# DATA IN THIS EXERCISE
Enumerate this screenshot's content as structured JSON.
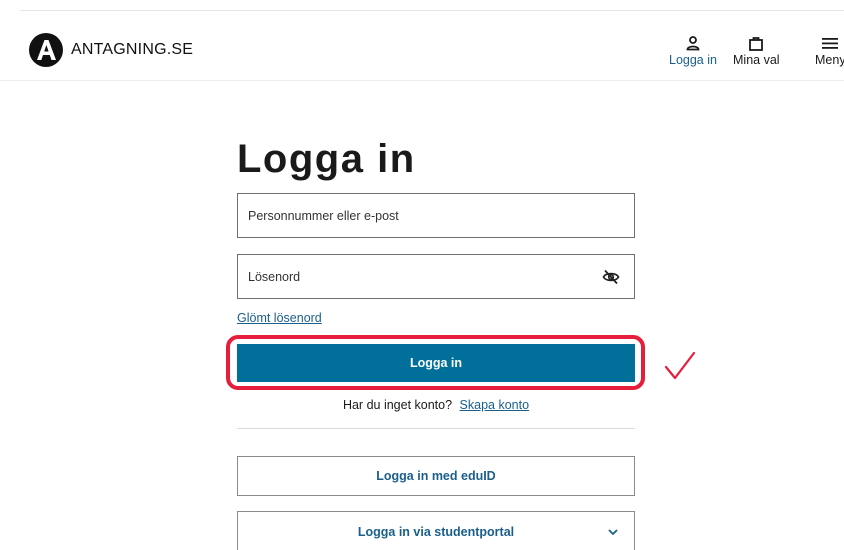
{
  "brand": {
    "logo_letter": "A",
    "name": "ANTAGNING.SE"
  },
  "nav": {
    "login": {
      "label": "Logga in",
      "icon": "user-icon"
    },
    "choices": {
      "label": "Mina val",
      "icon": "bag-icon"
    },
    "menu": {
      "label": "Meny",
      "icon": "hamburger-icon"
    }
  },
  "login_form": {
    "title": "Logga in",
    "username_placeholder": "Personnummer eller e-post",
    "password_placeholder": "Lösenord",
    "show_password_icon": "eye-slash-icon",
    "forgot_password": "Glömt lösenord",
    "submit_label": "Logga in",
    "no_account_text": "Har du inget konto?",
    "create_account_link": "Skapa konto"
  },
  "alternatives": {
    "eduid_label": "Logga in med eduID",
    "studentportal_label": "Logga in via studentportal"
  },
  "colors": {
    "primary": "#00709b",
    "link": "#1a5f8c",
    "highlight": "#e41e3b"
  }
}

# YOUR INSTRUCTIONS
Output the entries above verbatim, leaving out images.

# ANSWER BELOW
Enumerate this screenshot's content as structured JSON.
{
  "brand": {
    "logo_letter": "A",
    "name": "ANTAGNING.SE"
  },
  "nav": {
    "login": {
      "label": "Logga in",
      "icon": "user-icon"
    },
    "choices": {
      "label": "Mina val",
      "icon": "bag-icon"
    },
    "menu": {
      "label": "Meny",
      "icon": "hamburger-icon"
    }
  },
  "login_form": {
    "title": "Logga in",
    "username_placeholder": "Personnummer eller e-post",
    "password_placeholder": "Lösenord",
    "show_password_icon": "eye-slash-icon",
    "forgot_password": "Glömt lösenord",
    "submit_label": "Logga in",
    "no_account_text": "Har du inget konto?",
    "create_account_link": "Skapa konto"
  },
  "alternatives": {
    "eduid_label": "Logga in med eduID",
    "studentportal_label": "Logga in via studentportal"
  },
  "colors": {
    "primary": "#00709b",
    "link": "#1a5f8c",
    "highlight": "#e41e3b"
  }
}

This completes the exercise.